Department of Biomolecular Chemistry, UW School of Medicine and Public Health

Mechanisms of DNA Replication Restart

Nearly all replication complexes (replisomes) formed at bacterial replication origins are thought to stall during the course of DNA replication. This stalling may occur at sites of DNA damage and can lead to dramatic rearrangement of the replication fork DNA and disassembly of the replisome. Reassembly of the DNA replication machinery on abandoned replication forks is therefore often required for complete DNA replication. “DNA replication restart” is mediated several proteins (PriA, PriB, PriC, and DnaT in E. coli) that function in a coordinated manner to reload the replisome. Currently, little is known about the structural mechanisms that support this essential cellular function.

We have developed a model based on work from our group and others that explains the linkage between abandoned replication fork recognition and replisome reloading. In this model, PriA acts as a first-responder protein, binding directly to the abandoned replication fork DNA. Subsequent stepwise assembly of PriB and DnaT or PriC onto the PriA/DNA complex creates a platform for recruiting the replisome on the replication fork. As a step toward understanding the structure of the primosome, we have determined the structures of PriA and PriB and have initiated structural efforts on the remaining replication restart proteins.
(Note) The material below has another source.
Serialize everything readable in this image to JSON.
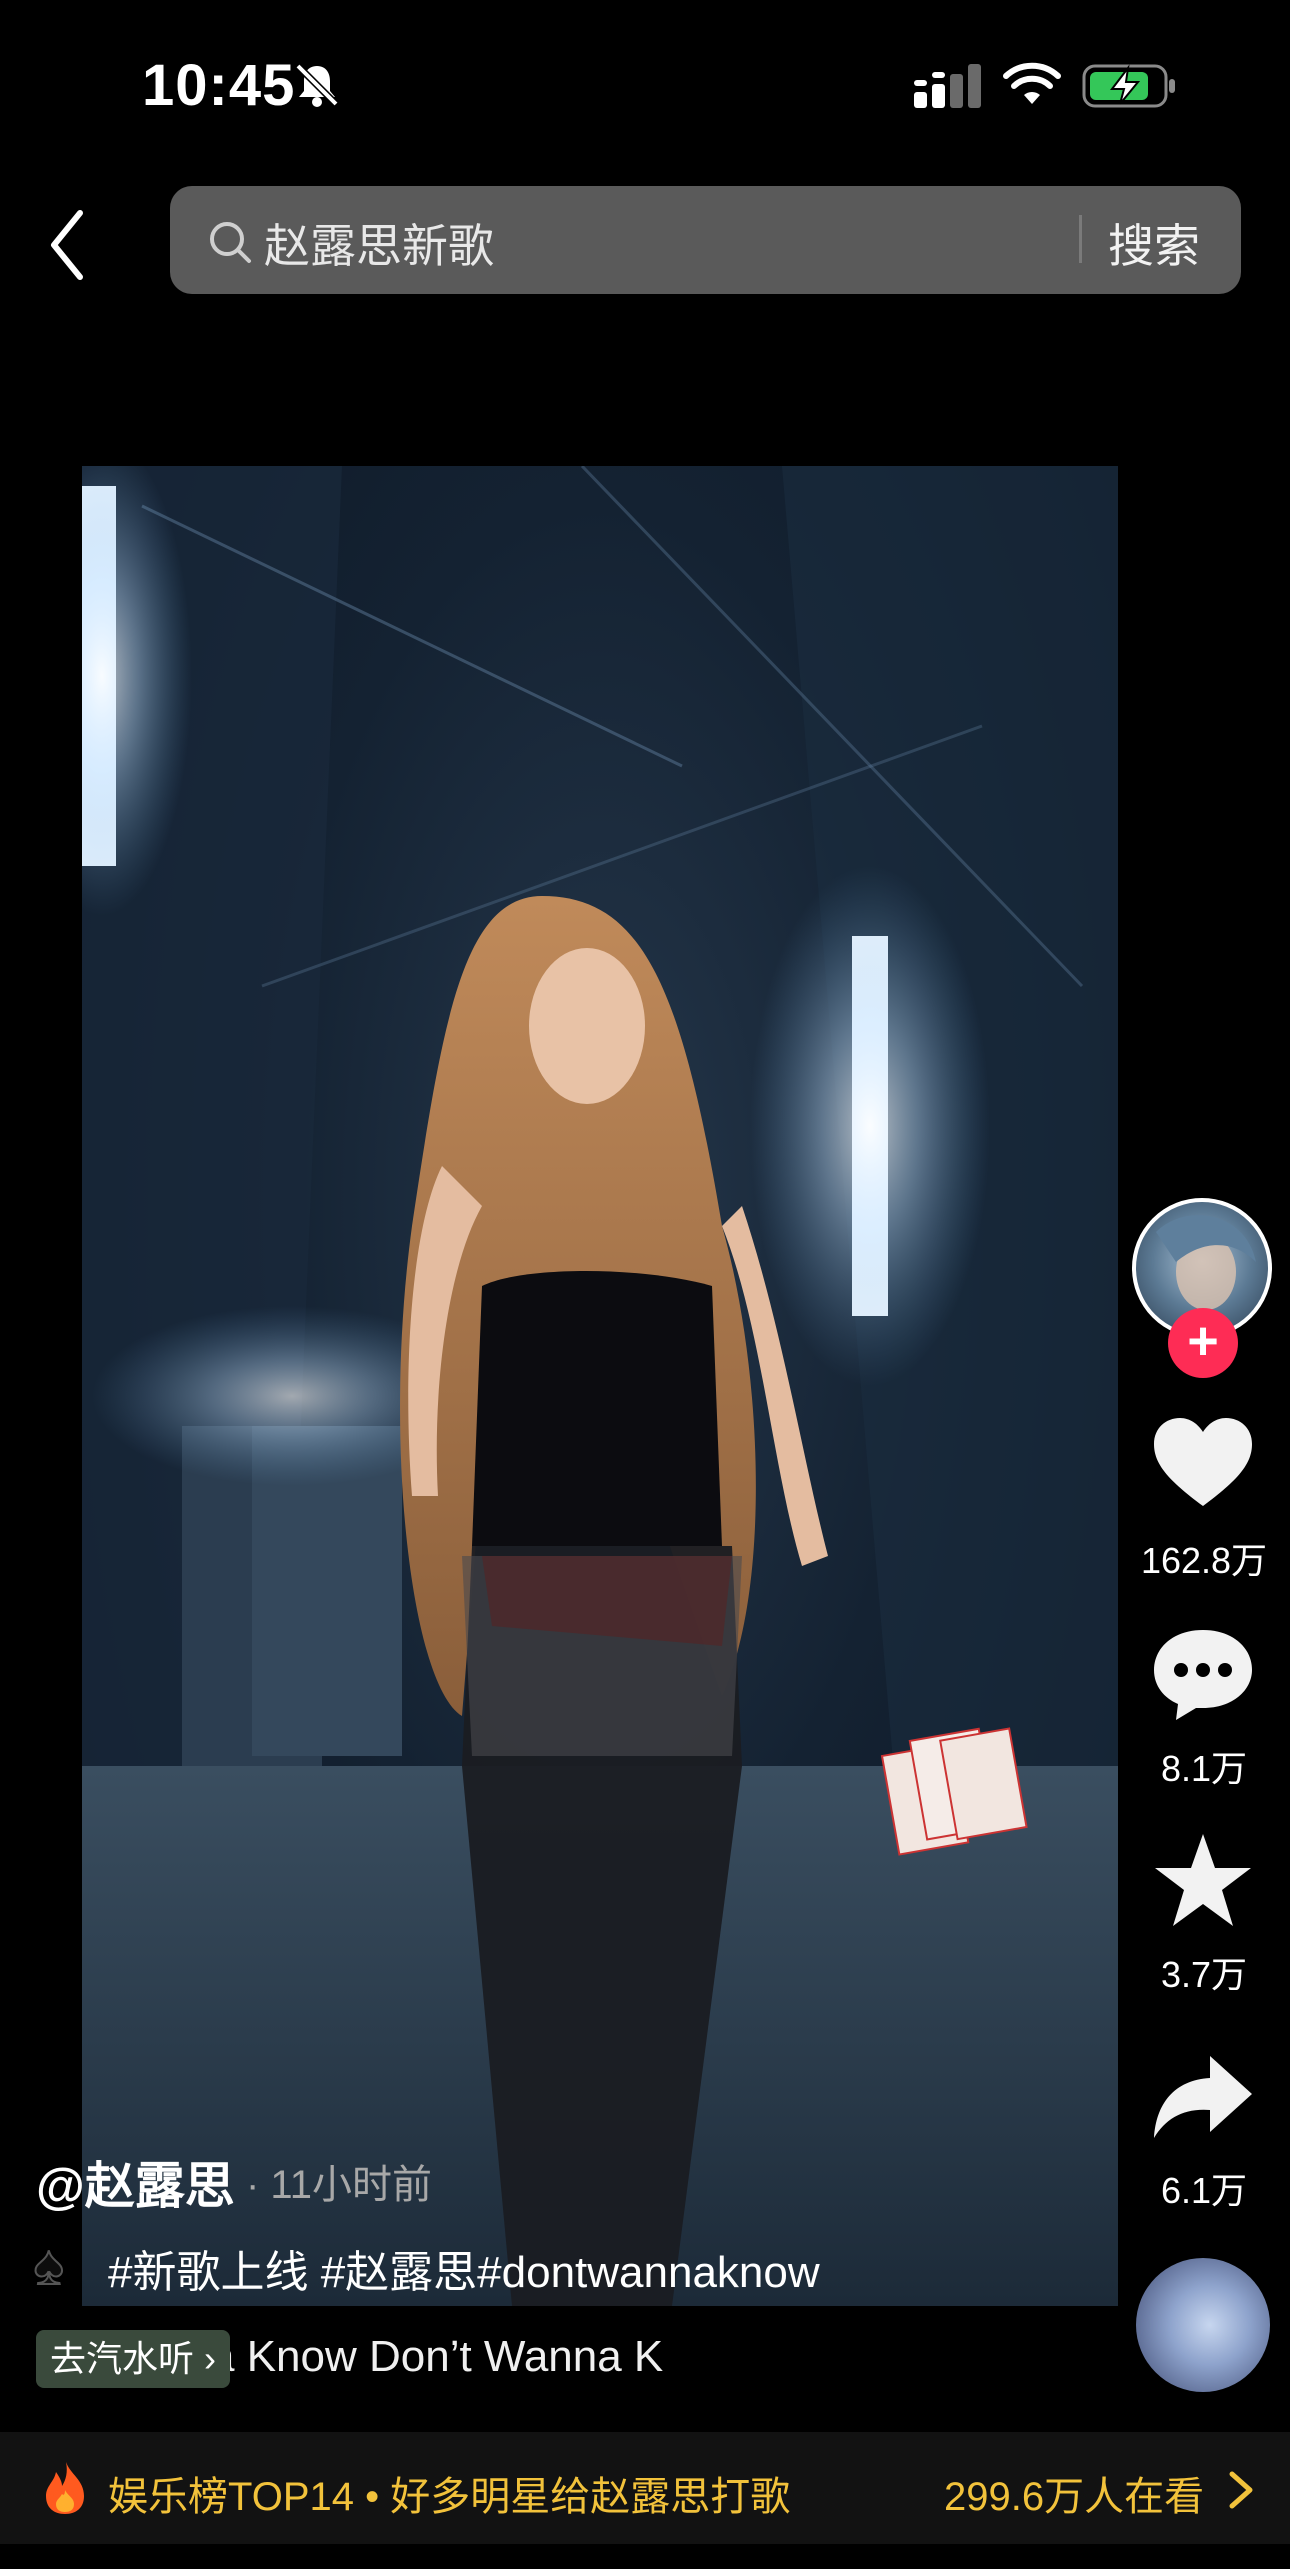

Our future work will focus on understanding the critical steps in formation of the fully assembled primosome through crystallographic and other structural approaches, along with biochemical and genetic studies.

Windgassen, T. et al. (2018) NAR.